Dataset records
========

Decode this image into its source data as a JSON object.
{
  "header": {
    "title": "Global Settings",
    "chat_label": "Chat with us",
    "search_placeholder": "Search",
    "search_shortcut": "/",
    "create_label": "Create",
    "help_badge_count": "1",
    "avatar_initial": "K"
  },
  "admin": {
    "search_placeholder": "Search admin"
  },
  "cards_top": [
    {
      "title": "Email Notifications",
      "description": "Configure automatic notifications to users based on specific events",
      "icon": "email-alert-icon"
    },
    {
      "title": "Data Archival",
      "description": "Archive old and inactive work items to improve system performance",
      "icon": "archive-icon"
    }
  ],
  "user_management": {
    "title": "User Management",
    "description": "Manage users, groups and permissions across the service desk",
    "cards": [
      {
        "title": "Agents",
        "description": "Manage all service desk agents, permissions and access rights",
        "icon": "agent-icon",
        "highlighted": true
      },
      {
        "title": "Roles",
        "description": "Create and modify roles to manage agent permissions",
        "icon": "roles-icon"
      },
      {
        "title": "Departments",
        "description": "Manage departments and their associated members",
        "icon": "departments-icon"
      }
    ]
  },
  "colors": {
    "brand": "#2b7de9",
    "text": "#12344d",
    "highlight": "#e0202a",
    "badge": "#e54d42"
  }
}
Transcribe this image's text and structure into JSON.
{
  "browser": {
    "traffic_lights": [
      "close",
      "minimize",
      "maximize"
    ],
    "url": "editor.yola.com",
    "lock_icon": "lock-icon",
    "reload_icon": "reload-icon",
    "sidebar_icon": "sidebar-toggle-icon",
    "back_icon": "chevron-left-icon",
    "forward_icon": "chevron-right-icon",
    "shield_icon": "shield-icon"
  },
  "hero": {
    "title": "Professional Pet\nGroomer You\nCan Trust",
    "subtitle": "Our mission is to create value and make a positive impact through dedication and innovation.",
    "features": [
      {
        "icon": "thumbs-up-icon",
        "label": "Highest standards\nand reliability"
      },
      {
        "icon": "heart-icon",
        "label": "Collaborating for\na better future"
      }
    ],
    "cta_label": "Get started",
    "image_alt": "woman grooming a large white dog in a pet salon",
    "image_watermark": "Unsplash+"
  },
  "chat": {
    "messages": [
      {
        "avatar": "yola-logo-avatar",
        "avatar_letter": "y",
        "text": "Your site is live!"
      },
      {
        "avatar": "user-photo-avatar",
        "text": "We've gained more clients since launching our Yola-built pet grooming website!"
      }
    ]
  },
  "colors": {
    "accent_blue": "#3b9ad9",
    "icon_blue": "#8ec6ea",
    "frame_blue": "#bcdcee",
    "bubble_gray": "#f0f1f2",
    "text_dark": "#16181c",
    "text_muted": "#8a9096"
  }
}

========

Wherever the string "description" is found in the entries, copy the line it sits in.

**Solution**
      "description": "Configure automatic notifications to users based on specific events",
      "description": "Archive old and inactive work items to improve system performance",
    "description": "Manage users, groups and permissions across the service desk",
        "description": "Manage all service desk agents, permissions and access rights",
        "description": "Create and modify roles to manage agent permissions",
        "description": "Manage departments and their associated members",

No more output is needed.